The good news is that the euro zone is officially out of the recession. The bad news? The growth was driven mostly by France and Germany and unemployment in the 17-nation block is still high.
The euro zone posted 0.3 percent growth in the second quarter of 2013 compared with the first quarter, beating expectations for 0.2 percent growth and signaling the end of the longest recession in continental Europe in over 40 years.
Although the news was cheered, unemployment remains stubbornly high in the euro zone, at 12.1 percent in June and analysts warned that Europe's crisis had not disappeared yet.
"[Europe is] beyond the worst - I'm not sure we've turned the corner yet but it does feel better and at least it's a positive number after 18 months of negative, negative, negative," Daragh Maher, said senior foreign exchange strategist at HSBC.
Carsten Brzeski, senior economist at ING, agreed the euro zone still had a long way to go before positive growth numbers could honestly be called recovery. "But relief should stand above skepticism, at least for one day," he said.
Earlier, Germany and France posted forecast-beating growth in the second quarter. Germany's economy grew by 0.7 percent in the second quarter from the first, as domestic public and private consumption picked up. Meanwhile, France leaped out of a recession, posting 0.5 percent growth in the second quarter, way above expectations of 0.2 percent growth.
Despite the apparent recovery, the Netherlands, Spain and Italy were still in contraction in the second quarter.
"We've had a signal that the worst in terms of economic activity is behind us, we're entering a new period which is likely to be extended, which is likely to be a long period of sluggish recovery, very slow growth but still very weak," said Jean-Michel Six, managing director at Standard & Poor's.

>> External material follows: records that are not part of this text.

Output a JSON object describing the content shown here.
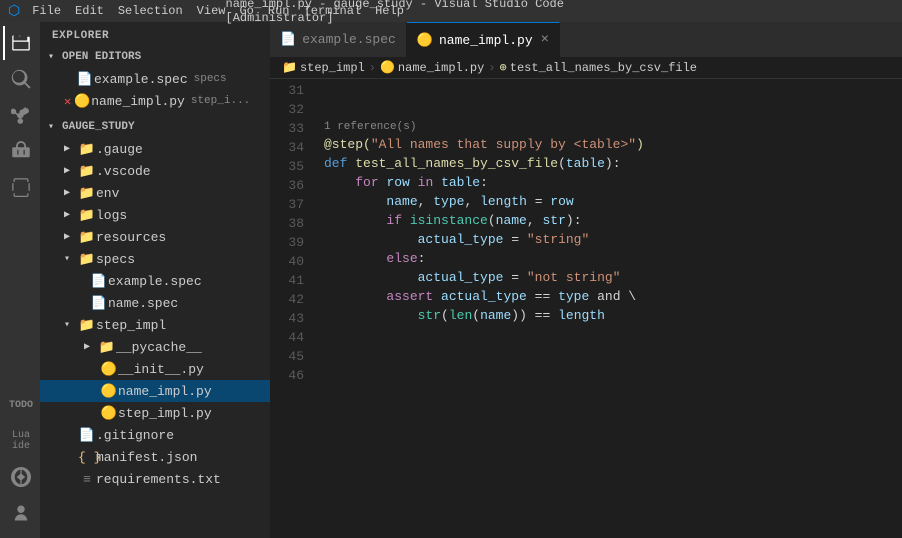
{
  "titlebar": {
    "menu_items": [
      "File",
      "Edit",
      "Selection",
      "View",
      "Go",
      "Run",
      "Terminal",
      "Help"
    ],
    "title": "name_impl.py - gauge_study - Visual Studio Code [Administrator]"
  },
  "sidebar": {
    "title": "EXPLORER",
    "open_editors_label": "OPEN EDITORS",
    "open_editors": [
      {
        "name": "example.spec",
        "badge": "specs",
        "icon": "📄",
        "modified": false
      },
      {
        "name": "name_impl.py",
        "badge": "step_i...",
        "icon": "🟡",
        "modified": true,
        "active": true
      }
    ],
    "project_label": "GAUGE_STUDY",
    "tree": [
      {
        "label": ".gauge",
        "type": "folder",
        "depth": 1,
        "collapsed": true
      },
      {
        "label": ".vscode",
        "type": "folder",
        "depth": 1,
        "collapsed": true
      },
      {
        "label": "env",
        "type": "folder",
        "depth": 1,
        "collapsed": true
      },
      {
        "label": "logs",
        "type": "folder",
        "depth": 1,
        "collapsed": true
      },
      {
        "label": "resources",
        "type": "folder",
        "depth": 1,
        "collapsed": true
      },
      {
        "label": "specs",
        "type": "folder",
        "depth": 1,
        "collapsed": false,
        "color": "red"
      },
      {
        "label": "example.spec",
        "type": "file",
        "depth": 2,
        "icon": "spec"
      },
      {
        "label": "name.spec",
        "type": "file",
        "depth": 2,
        "icon": "spec"
      },
      {
        "label": "step_impl",
        "type": "folder",
        "depth": 1,
        "collapsed": false
      },
      {
        "label": "__pycache__",
        "type": "folder",
        "depth": 2,
        "collapsed": true
      },
      {
        "label": "__init__.py",
        "type": "file",
        "depth": 2,
        "icon": "py"
      },
      {
        "label": "name_impl.py",
        "type": "file",
        "depth": 2,
        "icon": "py-active",
        "active": true
      },
      {
        "label": "step_impl.py",
        "type": "file",
        "depth": 2,
        "icon": "py"
      },
      {
        "label": ".gitignore",
        "type": "file",
        "depth": 1,
        "icon": "gitignore"
      },
      {
        "label": "manifest.json",
        "type": "file",
        "depth": 1,
        "icon": "json"
      },
      {
        "label": "requirements.txt",
        "type": "file",
        "depth": 1,
        "icon": "txt"
      }
    ]
  },
  "tabs": [
    {
      "label": "example.spec",
      "icon": "spec",
      "active": false
    },
    {
      "label": "name_impl.py",
      "icon": "py",
      "active": true
    }
  ],
  "breadcrumb": {
    "parts": [
      "step_impl",
      "name_impl.py",
      "test_all_names_by_csv_file"
    ]
  },
  "code": {
    "reference_line_num": "33",
    "reference_text": "1 reference(s)",
    "lines": [
      {
        "num": 31,
        "content": ""
      },
      {
        "num": 32,
        "content": ""
      },
      {
        "num": 33,
        "content": "@step(\"All names that supply by <table>\")",
        "type": "decorator"
      },
      {
        "num": 34,
        "content": "def test_all_names_by_csv_file(table):",
        "type": "def"
      },
      {
        "num": 35,
        "content": "    for row in table:",
        "type": "for"
      },
      {
        "num": 36,
        "content": "        name, type, length = row",
        "type": "assign"
      },
      {
        "num": 37,
        "content": "        if isinstance(name, str):",
        "type": "if"
      },
      {
        "num": 38,
        "content": "            actual_type = \"string\"",
        "type": "assign-str"
      },
      {
        "num": 39,
        "content": "        else:",
        "type": "else"
      },
      {
        "num": 40,
        "content": "            actual_type = \"not string\"",
        "type": "assign-str"
      },
      {
        "num": 41,
        "content": "        assert actual_type == type and \\",
        "type": "assert"
      },
      {
        "num": 42,
        "content": "            str(len(name)) == length",
        "type": "assert-cont"
      },
      {
        "num": 43,
        "content": ""
      },
      {
        "num": 44,
        "content": ""
      },
      {
        "num": 45,
        "content": ""
      },
      {
        "num": 46,
        "content": ""
      }
    ]
  }
}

The euro zone growth of 0.3, according to the European Union's statistics office Eurostat, was better than the forecast growth of 0.2 percent that a Reuters poll predicted. That compared with around 0.4 percent growth in the quarter - 1.7 percent annualized - in the United States, considered one of the bright spots of the global recovery.
"For next year, our projections show the (European) recovery should be on a more solid footing, as long as we can continue to avoid new political crises and detrimental market turbulence," EU Economic and Monetary Affairs Commissioner Olli Rehn said.
Improvement was noticeable elsewhere in the bloc. Bailed-out Portugal's GDP leaped 1.1 percent in the quarter due to higher exports and an easing of previous investment contraction.
Austria and Finland also saw improved growth.
(Reuters contributed to this report)
First published August 14 2013, 5:55 AM